The combat itself is very simple and easy to pick up, using a two action point system to move and make attacks on a grid-based board. Your five characters are divided up into five classes that, again, employ super sentai clichés like the Lead who inspires the rest of the team or the Techie that focuses on advanced gadgets. Your attack options include a standard hand-to-hand combo, weapon-based attacks with a cooldown, and a range of special abilities that your characters unlock with each new season of the show.
The primary focus of the combat is the Teamwork moves. These special abilities mimic the sort of dynamic team-focused attacks you’d see in any Power Rangers-esque series. They work by putting a character in the Teamwork stance, which allows you to use various contextual abilities. Team Acrobatics allows a character to use someone in the Teamwork stance as a springboard, letting them move further and get into better positions, while Team Attacks allow multiple characters to gang up on a single enemy. The strongest of these is the Finishing Move, a powerful attack that involves all five characters and the best way of taking down a boss after knocking them around for a bit.
The combat is fast, flashy, and fluid, but doesn’t have a whole lot of depth to it like in XCOM or similar turn-based strategy games. Most of the strategy of the game revolves around completing the director’s instructions and performing flashy moves to generate more viewers, which in turn gives you more money at the end of the episode. The game is also a bit too easy on the normal setting, so anyone looking for a real challenge should consider cranking up the difficulty level. There could be more variety in the level locations and director instructions too, as these tend to get reused a lot. That isn’t to say the combat is bad by any means, it’s just not particularly complex.
This lack of complexity is especially apparent in the mecha battles. In typical super sentai fashion, many episodes end with the boss growing to monstrous proportions, thus requiring you to call in your giant robot for a smackdown in the city. The mecha combat is mostly a timing mini-game where you attack to build up a combo, which increases the damage of your special moves. Defending is a matter of stopping a bar at the right moment to reduce incoming damage. Pretty much all the mecha battles can be finished by smacking the monster until your hit chance gets below 60%, then using a special move or defending.

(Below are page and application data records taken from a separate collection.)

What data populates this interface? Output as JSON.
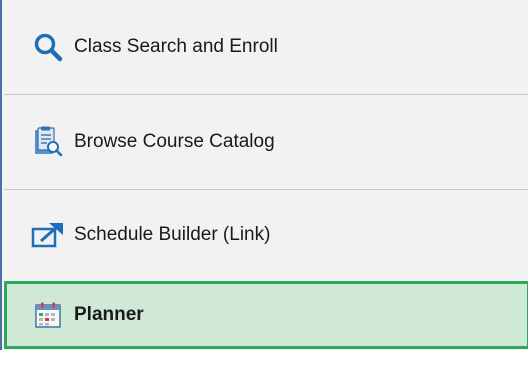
{
  "nav": {
    "items": [
      {
        "label": "Class Search and Enroll",
        "icon": "magnifier-icon",
        "selected": false
      },
      {
        "label": "Browse Course Catalog",
        "icon": "catalog-search-icon",
        "selected": false
      },
      {
        "label": "Schedule Builder (Link)",
        "icon": "external-link-icon",
        "selected": false
      },
      {
        "label": "Planner",
        "icon": "calendar-icon",
        "selected": true
      }
    ]
  },
  "colors": {
    "accent_blue": "#1e6fba",
    "selected_bg": "#cfe9d6",
    "selected_border": "#2eaa5a",
    "panel_bg": "#f2f2f2"
  }
}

The game is a little buggy still too. One bug I encountered prevented me from continuing because a level wouldn’t spawn an enemy I needed to beat. That issue has since been resolved, but there are still occasional hiccups. Sometimes the camera bugs out during the enemy turn, making it hard to see what is going on, and there was one instance where dialogue wasn’t showing up.
While Chroma Squad isn’t particularly complicated or difficult, it’s still an incredibly charming game full of lighthearted dialogue and appropriately cheesy jokes. The amount of enjoyment you ultimately get out of it is really based on if you watched shows like Power Rangers as a child. If you did watch super sentai shows at some point in your life, you’ll no doubt get a kick out of all the quirky humor and clichés poking fun at the genre. If you don’t know anything about the genre, you’ll find a fun but fairly shallow turn-based strategy game with a fairly basic management element tied in. As a child of the ’90s, I personally had a blast with Chroma Squad and highly recommend it to anyone who grew up on a diet of Power Rangers, Beetleborgs, and VR Troopers. You can currently find Chroma Squad on GOG, Steam, and Humble Store for $15.
Frank is an aspiring game designer that currently writes for IndieGameSource and Bell of Lost Souls. You can follow him on Twitter @Frank_Gaming for updates on future articles and reviews.